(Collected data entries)
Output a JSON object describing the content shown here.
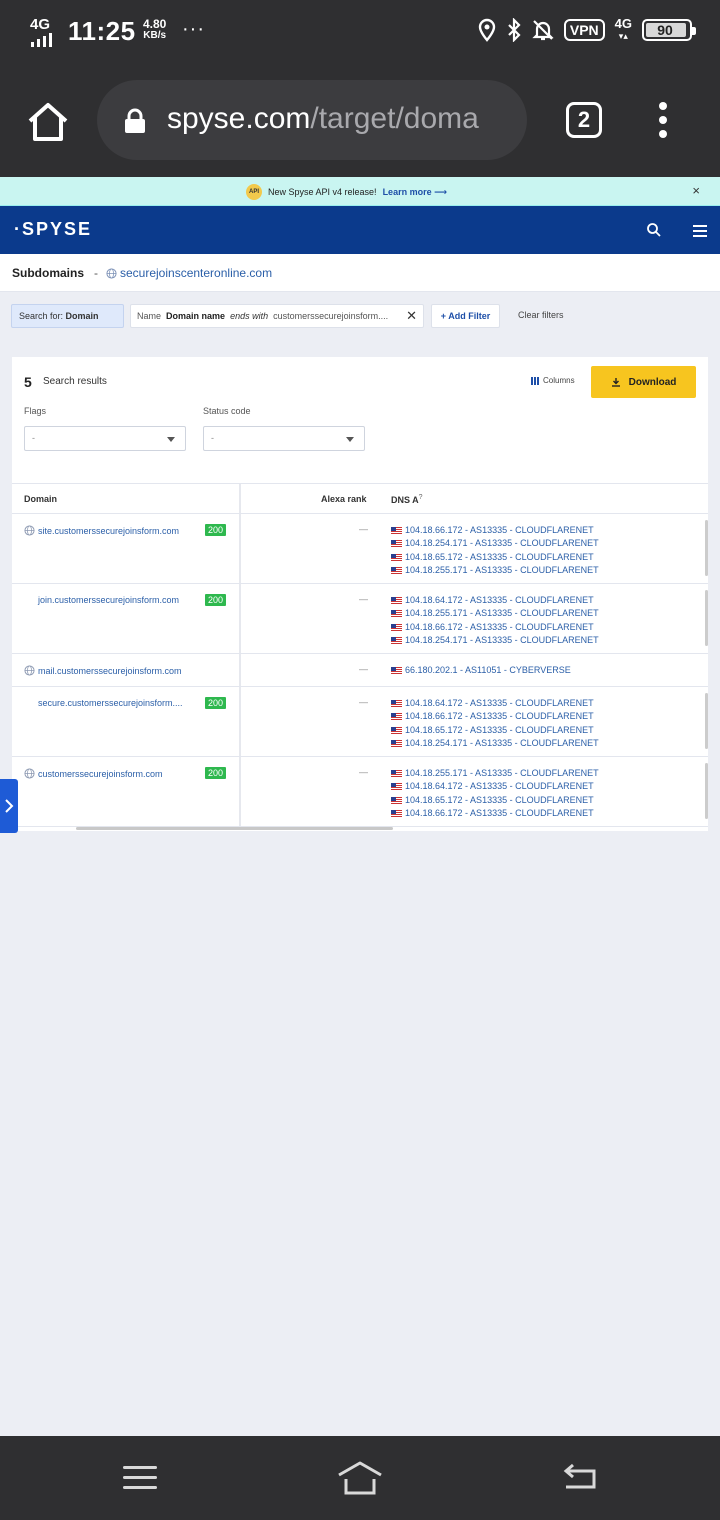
{
  "status_bar": {
    "network": "4G",
    "time": "11:25",
    "speed_value": "4.80",
    "speed_unit": "KB/s",
    "more": "···",
    "vpn": "VPN",
    "network2": "4G",
    "battery": "90"
  },
  "browser": {
    "url_host": "spyse.com",
    "url_path": "/target/doma",
    "tab_count": "2"
  },
  "announcement": {
    "badge": "API",
    "text": "New Spyse API v4 release!",
    "link": "Learn more ⟶",
    "close": "×"
  },
  "header": {
    "logo": "·SPYSE"
  },
  "breadcrumb": {
    "title": "Subdomains",
    "separator": "-",
    "domain": "securejoinscenteronline.com"
  },
  "filters": {
    "search_for_label": "Search for:",
    "search_for_value": "Domain",
    "chip_field": "Name",
    "chip_name": "Domain name",
    "chip_operator": "ends with",
    "chip_value": "customerssecurejoinsform....",
    "chip_close": "✕",
    "add_filter": "+ Add Filter",
    "clear_filters": "Clear filters"
  },
  "results": {
    "count": "5",
    "label": "Search results",
    "columns_label": "Columns",
    "download_label": "Download",
    "flags_label": "Flags",
    "flags_value": "-",
    "status_label": "Status code",
    "status_value": "-"
  },
  "table": {
    "headers": {
      "domain": "Domain",
      "alexa": "Alexa rank",
      "dns": "DNS A",
      "dns_help": "?"
    },
    "rows": [
      {
        "domain": "site.customerssecurejoinsform.com",
        "status": "200",
        "alexa": "—",
        "dns": [
          "104.18.66.172 - AS13335 - CLOUDFLARENET",
          "104.18.254.171 - AS13335 - CLOUDFLARENET",
          "104.18.65.172 - AS13335 - CLOUDFLARENET",
          "104.18.255.171 - AS13335 - CLOUDFLARENET"
        ]
      },
      {
        "domain": "join.customerssecurejoinsform.com",
        "status": "200",
        "alexa": "—",
        "dns": [
          "104.18.64.172 - AS13335 - CLOUDFLARENET",
          "104.18.255.171 - AS13335 - CLOUDFLARENET",
          "104.18.66.172 - AS13335 - CLOUDFLARENET",
          "104.18.254.171 - AS13335 - CLOUDFLARENET"
        ]
      },
      {
        "domain": "mail.customerssecurejoinsform.com",
        "status": "",
        "alexa": "—",
        "dns": [
          "66.180.202.1 - AS11051 - CYBERVERSE"
        ]
      },
      {
        "domain": "secure.customerssecurejoinsform....",
        "status": "200",
        "alexa": "—",
        "dns": [
          "104.18.64.172 - AS13335 - CLOUDFLARENET",
          "104.18.66.172 - AS13335 - CLOUDFLARENET",
          "104.18.65.172 - AS13335 - CLOUDFLARENET",
          "104.18.254.171 - AS13335 - CLOUDFLARENET"
        ]
      },
      {
        "domain": "customerssecurejoinsform.com",
        "status": "200",
        "alexa": "—",
        "dns": [
          "104.18.255.171 - AS13335 - CLOUDFLARENET",
          "104.18.64.172 - AS13335 - CLOUDFLARENET",
          "104.18.65.172 - AS13335 - CLOUDFLARENET",
          "104.18.66.172 - AS13335 - CLOUDFLARENET"
        ]
      }
    ]
  }
}
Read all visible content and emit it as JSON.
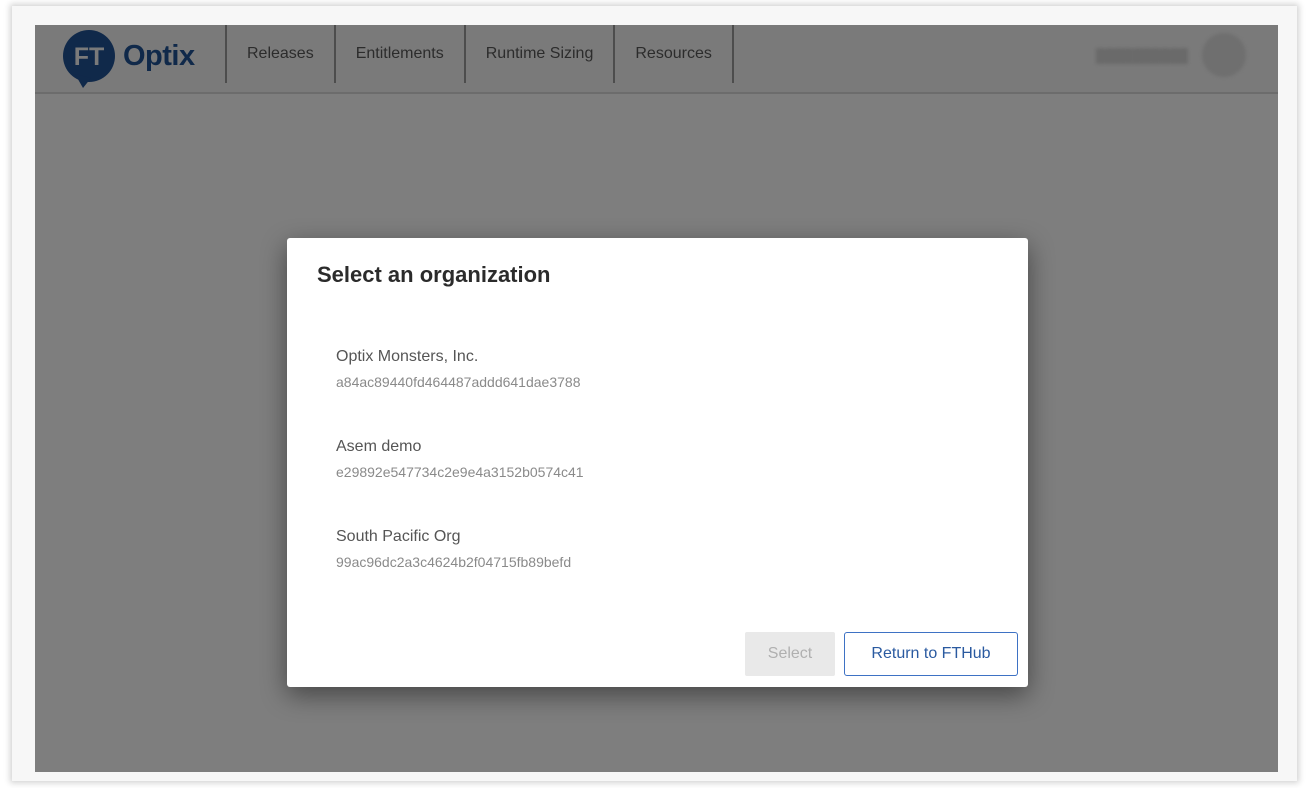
{
  "brand": {
    "mark_text": "FT",
    "name": "Optix",
    "color": "#10294a"
  },
  "nav": {
    "items": [
      {
        "label": "Releases"
      },
      {
        "label": "Entitlements"
      },
      {
        "label": "Runtime Sizing"
      },
      {
        "label": "Resources"
      }
    ]
  },
  "user": {
    "name_obscured": true
  },
  "modal": {
    "title": "Select an organization",
    "organizations": [
      {
        "name": "Optix Monsters, Inc.",
        "id": "a84ac89440fd464487addd641dae3788"
      },
      {
        "name": "Asem demo",
        "id": "e29892e547734c2e9e4a3152b0574c41"
      },
      {
        "name": "South Pacific Org",
        "id": "99ac96dc2a3c4624b2f04715fb89befd"
      }
    ],
    "select_label": "Select",
    "select_enabled": false,
    "return_label": "Return to FTHub"
  },
  "colors": {
    "overlay": "#7e7e7e",
    "accent": "#3e72c4",
    "disabled_bg": "#e9e9e9"
  }
}
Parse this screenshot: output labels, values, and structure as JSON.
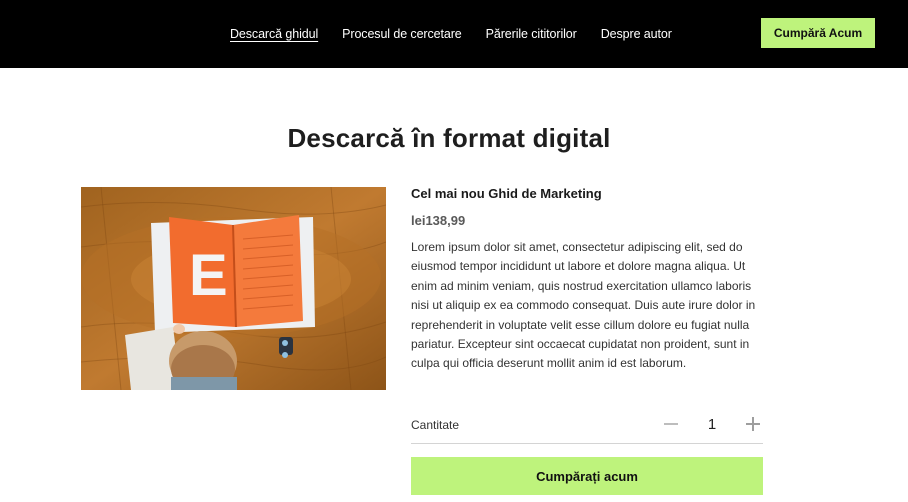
{
  "nav": {
    "items": [
      {
        "label": "Descarcă ghidul",
        "active": true
      },
      {
        "label": "Procesul de cercetare",
        "active": false
      },
      {
        "label": "Părerile cititorilor",
        "active": false
      },
      {
        "label": "Despre autor",
        "active": false
      }
    ],
    "cta_label": "Cumpără Acum"
  },
  "main": {
    "title": "Descarcă în format digital",
    "product": {
      "name": "Cel mai nou Ghid de Marketing",
      "price": "lei138,99",
      "description": "Lorem ipsum dolor sit amet, consectetur adipiscing elit, sed do eiusmod tempor incididunt ut labore et dolore magna ali­qua. Ut enim ad minim veniam, quis nostrud exercitation ul­lamco laboris nisi ut aliquip ex ea commodo consequat. Duis aute irure dolor in reprehenderit in voluptate velit esse cillum dolore eu fugiat nulla pariatur. Excepteur sint occaecat cupi­datat non proident, sunt in culpa qui officia deserunt mollit anim id est laborum.",
      "image_letter": "E"
    },
    "quantity": {
      "label": "Cantitate",
      "value": "1"
    },
    "buy_label": "Cumpărați acum"
  },
  "colors": {
    "accent": "#bef37c",
    "header_bg": "#000000"
  },
  "icons": {
    "decrease": "minus-icon",
    "increase": "plus-icon"
  }
}
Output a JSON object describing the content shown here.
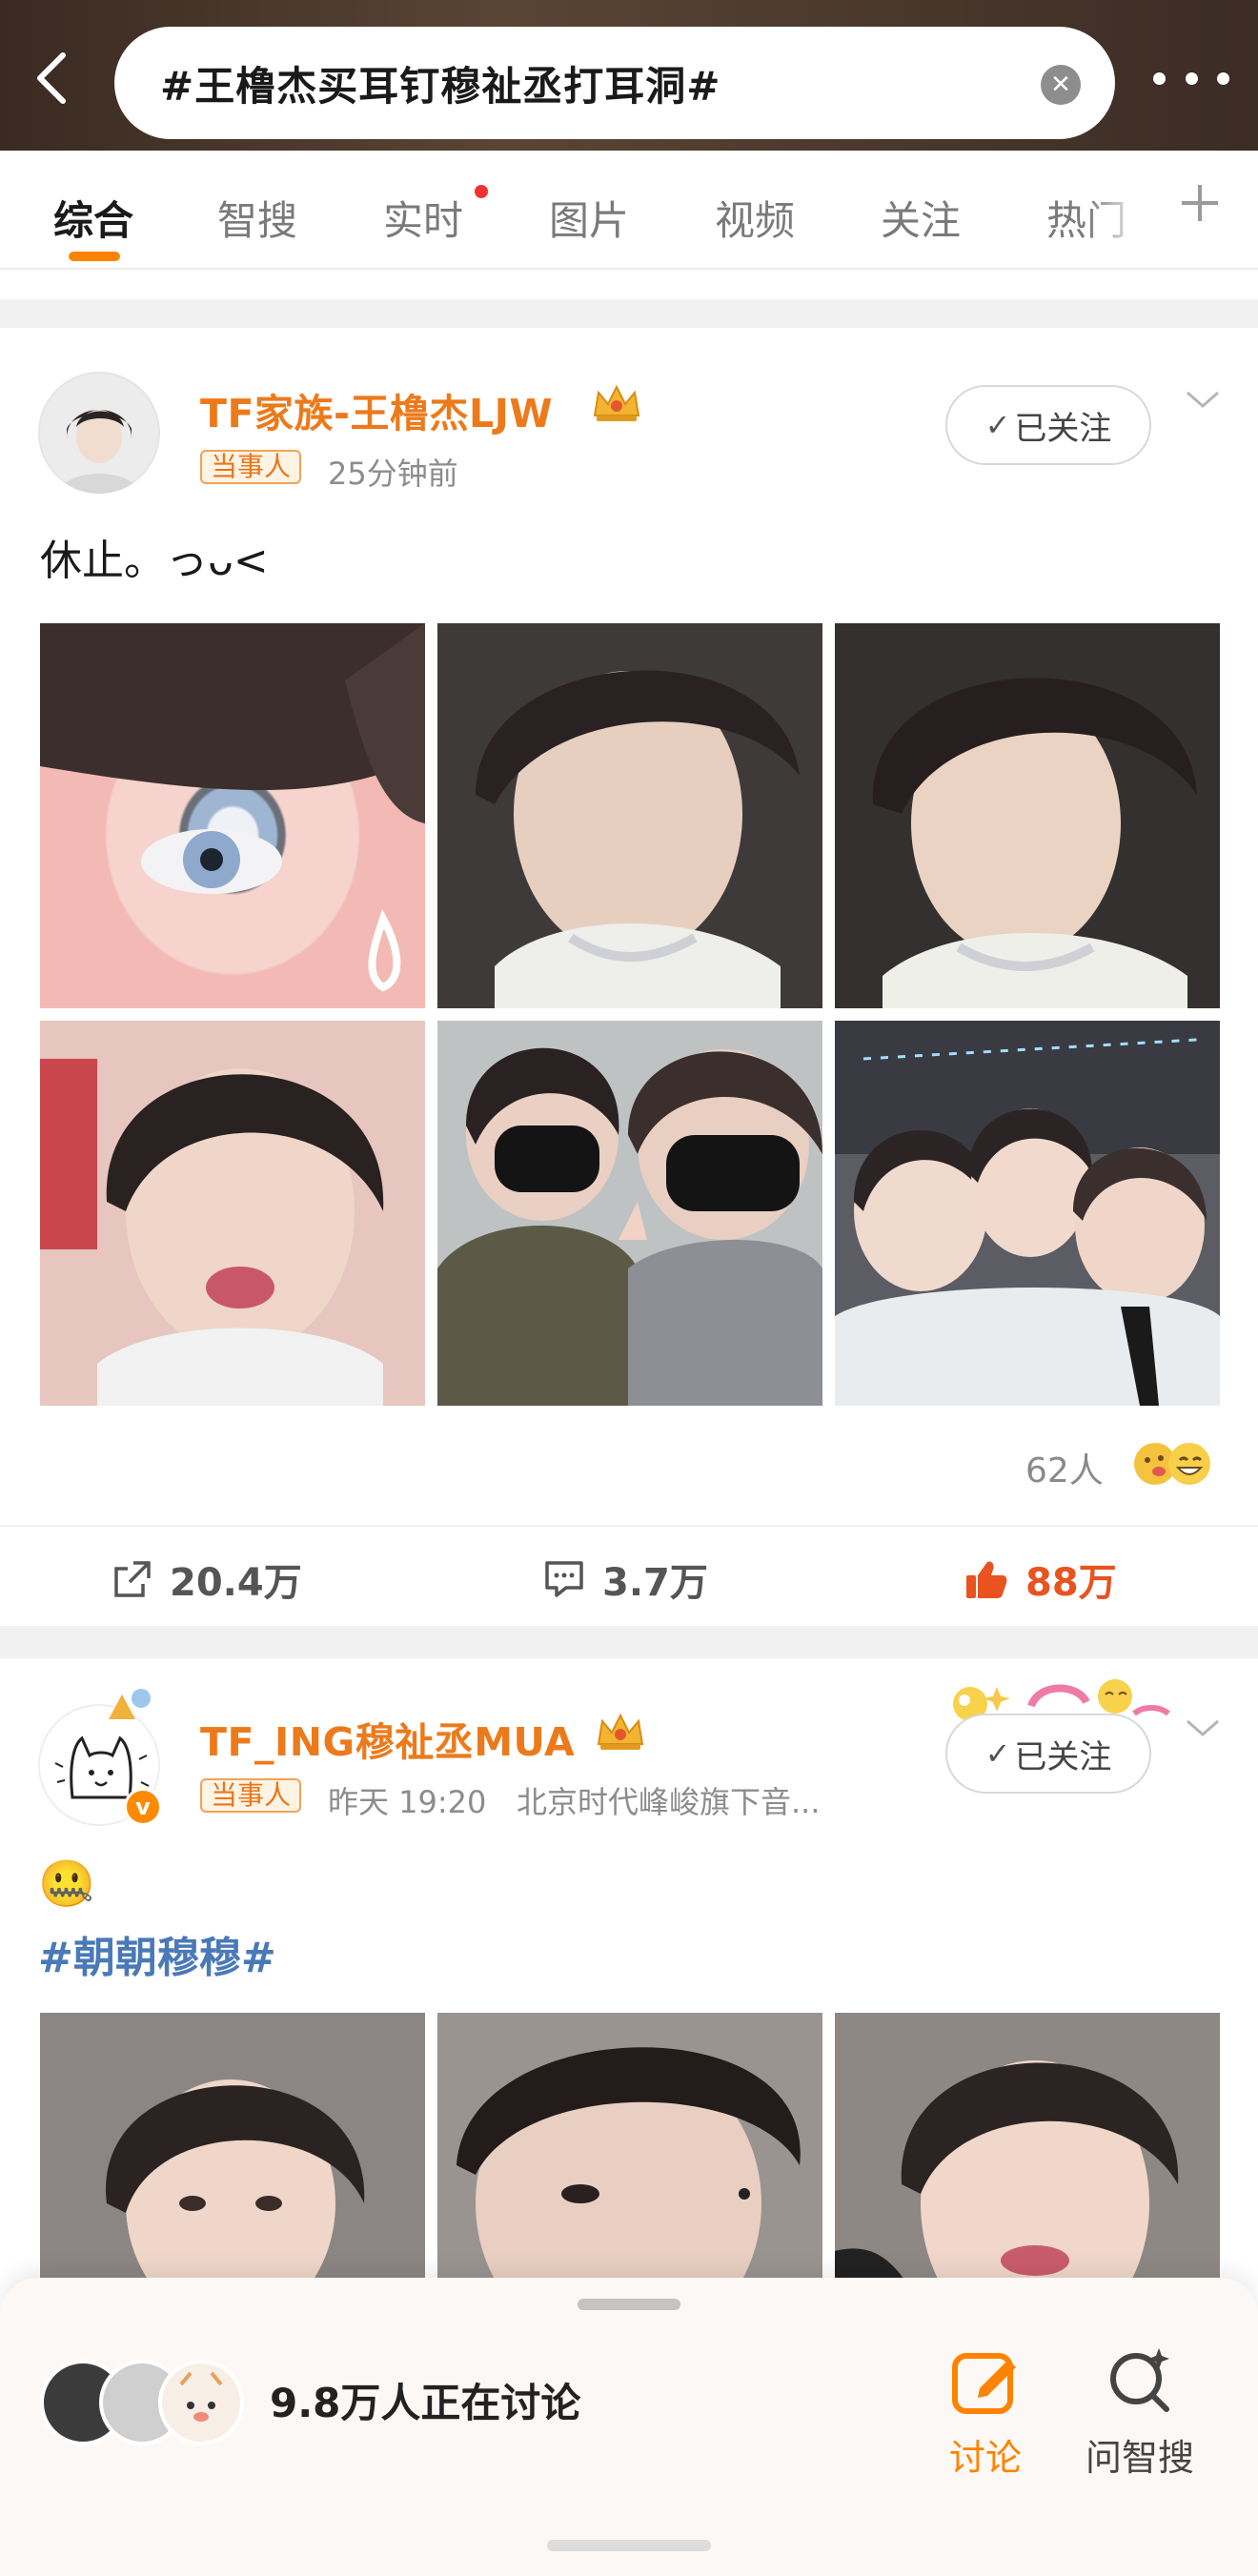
{
  "header": {
    "search_query": "#王橹杰买耳钉穆祉丞打耳洞#"
  },
  "tabs": [
    {
      "label": "综合",
      "active": true
    },
    {
      "label": "智搜"
    },
    {
      "label": "实时",
      "dot": true
    },
    {
      "label": "图片"
    },
    {
      "label": "视频"
    },
    {
      "label": "关注"
    },
    {
      "label": "热门"
    }
  ],
  "posts": [
    {
      "username": "TF家族-王橹杰LJW",
      "badge": "当事人",
      "time": "25分钟前",
      "follow_label": "已关注",
      "text": "休止。っᴗ<",
      "reactions": "62人",
      "repost": "20.4万",
      "comments": "3.7万",
      "likes": "88万"
    },
    {
      "username": "TF_ING穆祉丞MUA",
      "badge": "当事人",
      "time": "昨天 19:20",
      "source": "北京时代峰峻旗下音...",
      "follow_label": "已关注",
      "emoji": "🤐",
      "hashtag": "#朝朝穆穆#"
    }
  ],
  "bottom": {
    "discussing": "9.8万人正在讨论",
    "discuss_label": "讨论",
    "ask_label": "问智搜"
  },
  "colors": {
    "accent": "#ff8200",
    "username": "#ec7a1b",
    "like": "#e8531f",
    "hashtag": "#4a79b8"
  }
}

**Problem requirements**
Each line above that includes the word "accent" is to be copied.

**Answer below**
    "accent": "#3e72c4",
    "accent": "#bef37c",
    "accent": "#ff8200",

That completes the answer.